I am grateful that those folks spoke up, and it was a reminder to me that just because it can feel very convenient to make decisions in a synchronous way, doing so has the potential to exclude the perspectives of people who find it difficult to object in public settings or who just need time to formulate an explanation of their opinions – an accommodation to which the real-time nature of meetings does not lend itself.
Asynchronous communication can feel slow and frustrating at times, but in my experience with this project and on the whole at Doist, it’s a more equitable way to have conversations and make decisions. When more voices are heard and people have the time to think about what they hear, we make better, more considerate decisions. And who doesn’t want that?
A creative process is rarely a straight line. An idea you loved yesterday can look like garbage today, and a spark of inspiration can get you further in a day than you got in the last week. In our brand design process for Twist we were heading in a straight line for a while before making a sharp turn.
We were developing the brand positioning using web design to explore how we told Twist’s story and communicated its value to potential users. At first, we were excited to position Twist against Slack. It made sense — most people exploring a new communication tool would be familiar with Slack, and drawing comparisons between the two would be an easy way for folks to understand how Twist is different.
Over the course of about a month, our product marketers, writers, and brand designers worked collaboratively to develop the concept, using animation to simulate the stress of communicating in Slack and the calmness of using Twist, working towards what we would inevitably share with the world.
Then, with a single comment, everything changed.
Neil, the product marketer leading the project had contemplated our approach and felt that we were selling Twist short; we ought to be bolder and try something different.
So we did! We completely pivoted direction and formulated a new positioning drawing a connection between Twist and the burgeoning asynchronous communication movement.
Looking back, I’m grateful that we were able to be flexible and change our direction.

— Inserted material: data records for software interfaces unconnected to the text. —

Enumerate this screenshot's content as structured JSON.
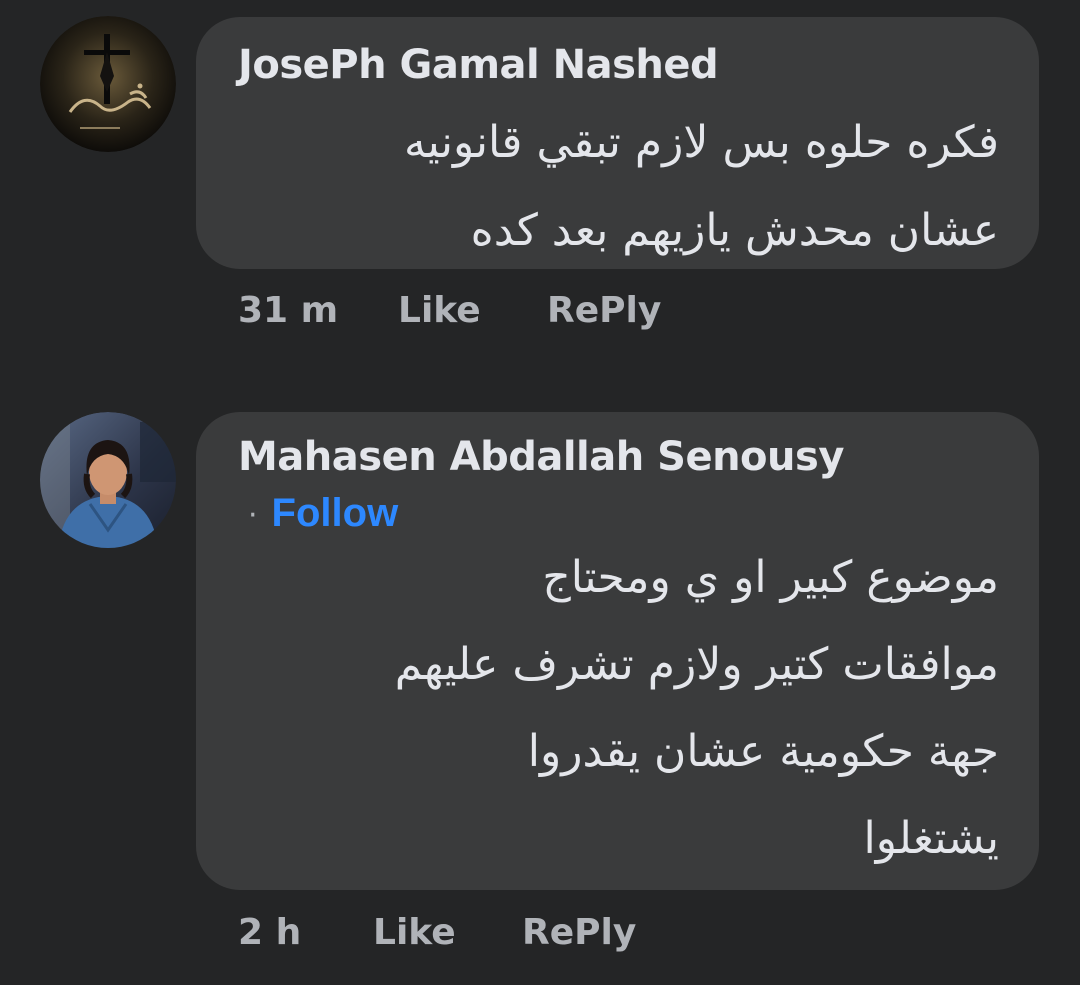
{
  "comments": [
    {
      "author": "JosePh Gamal Nashed",
      "avatar_icon": "crucifix-avatar-icon",
      "body_lines": [
        "فكره حلوه بس لازم تبقي قانونيه",
        "عشان محدش يازيهم بعد كده"
      ],
      "timestamp": "31 m",
      "like_label": "Like",
      "reply_label": "RePly"
    },
    {
      "author": "Mahasen Abdallah Senousy",
      "avatar_icon": "woman-portrait-avatar-icon",
      "follow_dot": "·",
      "follow_label": "Follow",
      "body_lines": [
        "موضوع كبير او ي ومحتاج",
        "موافقات كتير ولازم تشرف عليهم",
        "جهة حكومية عشان يقدروا",
        "يشتغلوا"
      ],
      "timestamp": "2 h",
      "like_label": "Like",
      "reply_label": "RePly"
    }
  ],
  "colors": {
    "background": "#242526",
    "bubble": "#3a3b3c",
    "text": "#e4e6eb",
    "secondary_text": "#b0b3b8",
    "link": "#2d88ff"
  }
}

I’ve never been through a branding experience where after investing so much time into one specific direction we were able to pivot like we did for Twist. What I think was different about this experience was we gave ourselves plenty of time (six months, start to finish) and treated every creation we had as an exploration.
By constantly “exploring,” we brought a playful mindset to our work. We were simply trying ideas, playing around with them to see if anything interesting happened. There was no foul if an idea didn’t work out, and I observed that people had less attachment to their ideas when the group agreed they were no longer appropriate. Every idea was an opportunity to learn more about the problem we were trying to solve, the insights of which we would take with us to the next idea. As a result, we weren’t too set on the original idea when it came time to shift.
I invite you to treat everything as an exploration the next time you’re going through a creative process. It’s a healthy mindset that helped us create something we’re proud of and that will hopefully connect with others.
The very same design principles that we used to craft Twist’s visual identity — boldness, async, and flexibility — are the same product principles found in the product itself. Twist is bold, ignoring what’s currently on the market and defiantly forging a better way forward. Twist is async, rejecting presence and embracing calm. Twist is flexible, customizable to teams of any make-up or mission.
As designers, much is said about how we shape products and experiences. Less is said about how products shape us. Using Twist for years before the re-launch, experiencing the difference a different work tool can make, imbued us with its qualities and enabled us to start something new from scratch.